Posterior limbs: rump and leg approximately the same length; they are slightly longer than the forelimbs.

Size: they are short.

Bone: medium, the impression that it is heavier than in reality.

Other aspects: a slight tilt of the forelimbs allowed.

Paws

Shape: round, compact.

Size: averages, averages to more in males.

Fur

Density: medium; single-coloured specimens may have less dense fur.

Texture: plush, resistant to harsh climatic conditions.

Subhair: medium.

Other aspects: the hair is shiny.

Conclusions

Munchkin is a very beautiful and strong intelligent cat. If you are thinking of having a cat that loves to entertain its bipedal friends, this is for you.

In addition, you will have many other advantages, due to her special personality. Thus, she loves children and is friendly with other cats. He gets along well with dogs. She accommodates herself with a harness and a leash and is happy to walk in parks or around the house.

If you liked the post, do not hesitate to leave me a comment. Thank you.

I’m a big cat loving, since the young baby.   My mother was great loving cats, grandmother as well.   My daughter is coming to the end. My daughter loves cats so much that she makes a second faculty: veterinary medicine.   Four generations, what do you think?

You can now learn to communicate directly with your cat.

 

 

10 Replies to “Munchkin, a breed under the magnifying glass”

  1. Haven’t heard of munchkin cat until now. The body shape does look like a dachschund.

  2. Thank you for your comment. There are many breeds of cats that you have probably never heard of. In time I will present more.

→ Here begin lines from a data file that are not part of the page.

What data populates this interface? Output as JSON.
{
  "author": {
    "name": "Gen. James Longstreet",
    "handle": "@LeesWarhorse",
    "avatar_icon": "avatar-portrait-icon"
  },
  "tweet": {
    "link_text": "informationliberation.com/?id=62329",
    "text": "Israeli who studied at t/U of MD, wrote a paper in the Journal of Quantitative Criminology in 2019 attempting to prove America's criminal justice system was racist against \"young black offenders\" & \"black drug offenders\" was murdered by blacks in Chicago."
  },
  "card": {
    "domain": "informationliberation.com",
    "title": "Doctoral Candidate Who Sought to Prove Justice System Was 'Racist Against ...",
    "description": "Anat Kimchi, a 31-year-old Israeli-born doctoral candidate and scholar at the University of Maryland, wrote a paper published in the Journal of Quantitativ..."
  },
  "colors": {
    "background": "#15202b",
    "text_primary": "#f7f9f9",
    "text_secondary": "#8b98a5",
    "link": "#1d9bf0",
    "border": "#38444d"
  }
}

  3. I must admit, cats to me habvealwasy going to semi domestic animals that you can only ever domesticate to a ceratian degree.However, they truly are majestic creatures and animals. So this has been a very interesting read completely. I lov eegoing up the north of scotland watching the wildcat that live si9n the highland region up there

  4. How sweet. I can’t say that I have ever encountered the munchkin breed before, although I have seen pictures. It is amazing what science can do when it comes to mutations in species.

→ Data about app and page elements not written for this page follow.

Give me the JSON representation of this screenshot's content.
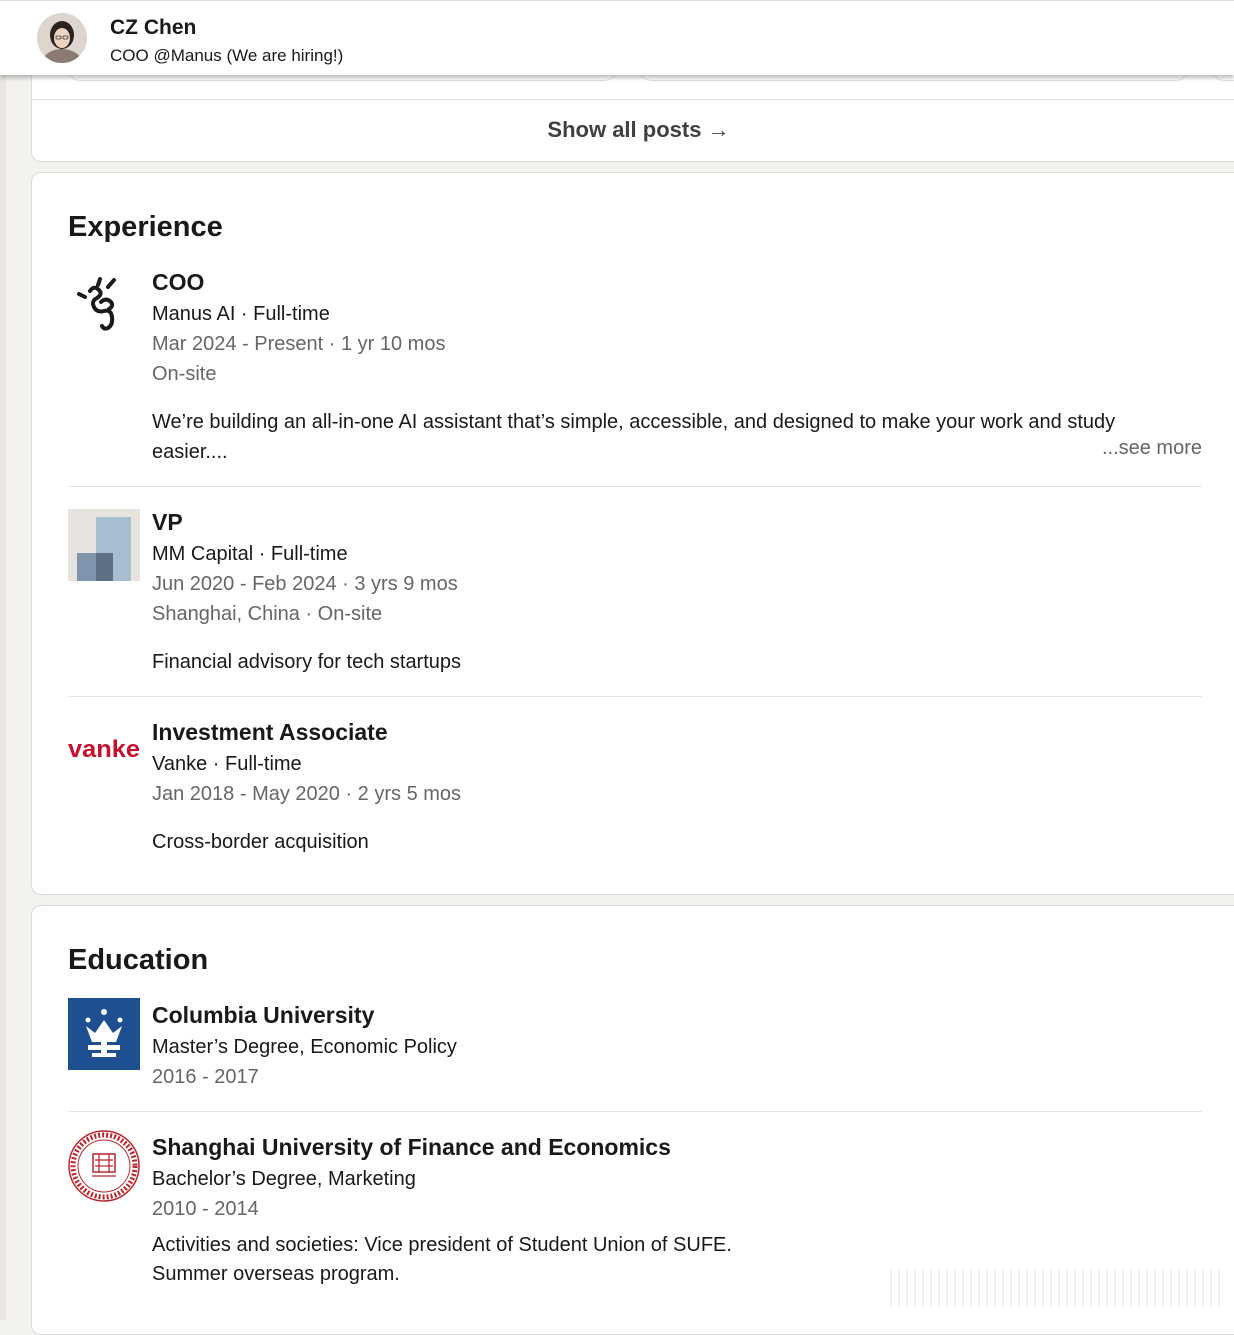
{
  "header": {
    "name": "CZ Chen",
    "headline": "COO @Manus (We are hiring!)"
  },
  "posts": {
    "show_all_label": "Show all posts →"
  },
  "experience": {
    "title": "Experience",
    "items": [
      {
        "role": "COO",
        "company": "Manus AI · Full-time",
        "dates": "Mar 2024 - Present · 1 yr 10 mos",
        "location": "On-site",
        "description": "We’re building an all-in-one AI assistant that’s simple, accessible, and designed to make your work and study easier....",
        "see_more": "...see more",
        "logo_icon": "manus-logo-icon"
      },
      {
        "role": "VP",
        "company": "MM Capital · Full-time",
        "dates": "Jun 2020 - Feb 2024 · 3 yrs 9 mos",
        "location": "Shanghai, China · On-site",
        "description": "Financial advisory for tech startups",
        "logo_icon": "mm-capital-logo-icon"
      },
      {
        "role": "Investment Associate",
        "company": "Vanke · Full-time",
        "dates": "Jan 2018 - May 2020 · 2 yrs 5 mos",
        "description": "Cross-border acquisition",
        "logo_text": "vanke",
        "logo_icon": "vanke-logo-icon",
        "logo_color": "#c8102e"
      }
    ]
  },
  "education": {
    "title": "Education",
    "items": [
      {
        "school": "Columbia University",
        "degree": "Master’s Degree, Economic Policy",
        "dates": "2016 - 2017",
        "logo_icon": "columbia-crown-logo-icon",
        "logo_color": "#1d4f91"
      },
      {
        "school": "Shanghai University of Finance and Economics",
        "degree": "Bachelor’s Degree, Marketing",
        "dates": "2010 - 2014",
        "activities_line1": "Activities and societies: Vice president of Student Union of SUFE.",
        "activities_line2": "Summer overseas program.",
        "logo_icon": "sufe-seal-logo-icon",
        "logo_color": "#b8252d"
      }
    ]
  }
}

    Are these cats still able to jump and climb like regular cats. Also, I imagine you can’t let them get too fat, or they could put a lot of pressure on their spines. I see you can breed them with normal cats as well.

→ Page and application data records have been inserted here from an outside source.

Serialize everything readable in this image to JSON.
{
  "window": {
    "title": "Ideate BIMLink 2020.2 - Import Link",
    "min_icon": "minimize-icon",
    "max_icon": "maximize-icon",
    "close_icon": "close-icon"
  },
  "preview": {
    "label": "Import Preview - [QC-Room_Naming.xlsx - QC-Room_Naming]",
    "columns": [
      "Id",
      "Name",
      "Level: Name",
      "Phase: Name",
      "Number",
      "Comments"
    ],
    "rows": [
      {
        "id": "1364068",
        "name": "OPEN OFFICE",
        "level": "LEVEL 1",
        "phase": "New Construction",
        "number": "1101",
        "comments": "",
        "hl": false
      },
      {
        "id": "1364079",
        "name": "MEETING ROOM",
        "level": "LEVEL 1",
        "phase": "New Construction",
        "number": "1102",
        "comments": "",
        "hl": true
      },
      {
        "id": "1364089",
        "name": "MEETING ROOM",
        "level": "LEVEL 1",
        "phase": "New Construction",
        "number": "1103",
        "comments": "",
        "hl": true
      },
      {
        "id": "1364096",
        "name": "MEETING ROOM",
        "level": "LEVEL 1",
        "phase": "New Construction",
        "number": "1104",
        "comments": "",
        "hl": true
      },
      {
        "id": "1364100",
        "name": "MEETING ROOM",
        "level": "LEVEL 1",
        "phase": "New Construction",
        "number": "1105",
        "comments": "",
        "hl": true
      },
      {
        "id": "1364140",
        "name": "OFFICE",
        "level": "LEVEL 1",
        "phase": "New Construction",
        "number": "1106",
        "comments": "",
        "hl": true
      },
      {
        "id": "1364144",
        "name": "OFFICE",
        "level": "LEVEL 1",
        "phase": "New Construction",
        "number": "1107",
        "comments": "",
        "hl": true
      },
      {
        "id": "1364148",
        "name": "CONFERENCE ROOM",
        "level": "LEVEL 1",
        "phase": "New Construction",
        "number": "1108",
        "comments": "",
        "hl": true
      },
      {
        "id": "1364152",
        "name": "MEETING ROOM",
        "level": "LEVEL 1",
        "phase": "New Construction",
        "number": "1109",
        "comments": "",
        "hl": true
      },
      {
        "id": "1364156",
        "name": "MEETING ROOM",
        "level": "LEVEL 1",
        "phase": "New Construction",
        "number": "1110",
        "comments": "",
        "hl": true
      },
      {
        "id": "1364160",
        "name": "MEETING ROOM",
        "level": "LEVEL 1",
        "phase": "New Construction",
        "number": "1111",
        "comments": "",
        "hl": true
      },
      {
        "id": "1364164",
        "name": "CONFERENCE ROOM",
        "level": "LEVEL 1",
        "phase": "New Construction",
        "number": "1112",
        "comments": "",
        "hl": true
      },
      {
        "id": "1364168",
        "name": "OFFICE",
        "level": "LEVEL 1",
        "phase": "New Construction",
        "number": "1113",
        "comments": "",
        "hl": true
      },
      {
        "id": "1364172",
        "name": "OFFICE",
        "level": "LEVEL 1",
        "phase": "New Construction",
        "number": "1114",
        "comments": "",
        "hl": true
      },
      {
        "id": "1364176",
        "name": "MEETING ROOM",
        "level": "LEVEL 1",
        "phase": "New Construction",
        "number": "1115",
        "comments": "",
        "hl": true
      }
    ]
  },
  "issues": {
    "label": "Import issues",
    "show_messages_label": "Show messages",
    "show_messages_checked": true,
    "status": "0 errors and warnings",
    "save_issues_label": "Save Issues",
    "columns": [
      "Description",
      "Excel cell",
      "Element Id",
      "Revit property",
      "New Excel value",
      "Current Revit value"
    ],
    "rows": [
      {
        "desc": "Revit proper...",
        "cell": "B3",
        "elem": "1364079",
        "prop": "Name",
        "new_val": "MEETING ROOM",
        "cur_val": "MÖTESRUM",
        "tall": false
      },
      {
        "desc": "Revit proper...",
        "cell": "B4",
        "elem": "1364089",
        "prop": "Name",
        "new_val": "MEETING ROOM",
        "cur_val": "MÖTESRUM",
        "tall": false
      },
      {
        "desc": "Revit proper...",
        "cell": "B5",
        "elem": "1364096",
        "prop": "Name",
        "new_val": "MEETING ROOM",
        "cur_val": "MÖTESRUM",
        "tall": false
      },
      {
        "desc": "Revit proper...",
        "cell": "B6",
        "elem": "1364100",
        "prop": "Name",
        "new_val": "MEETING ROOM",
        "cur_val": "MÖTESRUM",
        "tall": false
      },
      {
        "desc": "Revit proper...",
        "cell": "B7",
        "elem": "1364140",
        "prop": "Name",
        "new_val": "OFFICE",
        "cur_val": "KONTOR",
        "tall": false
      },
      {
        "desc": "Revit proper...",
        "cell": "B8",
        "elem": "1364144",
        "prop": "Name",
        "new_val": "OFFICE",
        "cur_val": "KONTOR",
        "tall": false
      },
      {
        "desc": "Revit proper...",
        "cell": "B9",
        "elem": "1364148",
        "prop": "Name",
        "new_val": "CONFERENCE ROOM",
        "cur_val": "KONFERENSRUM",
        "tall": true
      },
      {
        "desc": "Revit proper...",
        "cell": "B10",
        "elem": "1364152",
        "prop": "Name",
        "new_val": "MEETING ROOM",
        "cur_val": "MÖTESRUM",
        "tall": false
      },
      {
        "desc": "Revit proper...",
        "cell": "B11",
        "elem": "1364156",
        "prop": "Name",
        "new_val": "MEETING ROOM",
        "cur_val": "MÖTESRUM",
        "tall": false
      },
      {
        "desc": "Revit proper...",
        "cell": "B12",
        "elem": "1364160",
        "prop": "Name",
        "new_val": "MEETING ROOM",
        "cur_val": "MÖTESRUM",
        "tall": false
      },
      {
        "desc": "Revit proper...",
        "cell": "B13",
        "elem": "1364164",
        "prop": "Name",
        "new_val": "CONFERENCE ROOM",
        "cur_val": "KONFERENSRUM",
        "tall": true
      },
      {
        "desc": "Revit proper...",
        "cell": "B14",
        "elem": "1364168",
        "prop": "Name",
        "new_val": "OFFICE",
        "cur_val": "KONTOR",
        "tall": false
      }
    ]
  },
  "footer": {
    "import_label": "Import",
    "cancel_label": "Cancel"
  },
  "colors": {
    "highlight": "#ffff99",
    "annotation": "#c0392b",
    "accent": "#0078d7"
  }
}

    I also found it interesting that the litter of two munchkin cats can have both short-legged and normal cats within it.

  5. Thank you for your comment. I’m glad you found it interesting to read my post.

  6. Thank you for your comment. Yes, the Munchkin is a special breed caused by a genetic mutation, with very short legs. But despite this, they live like normal cats in general.

  7. I always thought that I am a dog person until we started to have a cat a few weeks ago. It was only given to us so I did not actually pick what breed we would be having. I don’t know a lot of cat breeds and this is actually the first time I heard about Munchkin. I like how you emphasized that it is like a Dachshund ’cause it really looks like a cat version of that breed. Thank you for providing these details. It really is informative and would really be helpful to those looking for the characteristics of a Munchkin cat.

  8. Thank you for your comment. I’m glad you have a cat now. I also have dogs and cats. But I love cats more because of their independent way of being. I hope that my post will help those who want a cat and choose the Munchkin breed.

  9. Hi, Carmen!
    It is no doubt wonderful to have four generations of cat lovers, It really runs in your family!
    I’ve always been keen on dogs though. Nevertheless, the Munchkin cat made me curious once I’ve never heard of that breed. It looks like they seem comfortable with dogs and living in a flat which an advantage for me if I decide to get one.

    The description you made of this breed is very thorough and interesting and general knowledge is always an added value.

    Thank you and keep safe!

  10. Thanks for the comment Antonio. Indeed, the Munchkin cat is friendly to dogs and is easy to maintain, just like a regular cat. Try to get one and you will fall in love with it, especially since you already love dogs. I also have dogs and cats, but I have the chance to stay at home with a yard and garden.

Leave a Reply

Your email address will not be published. Required fields are marked *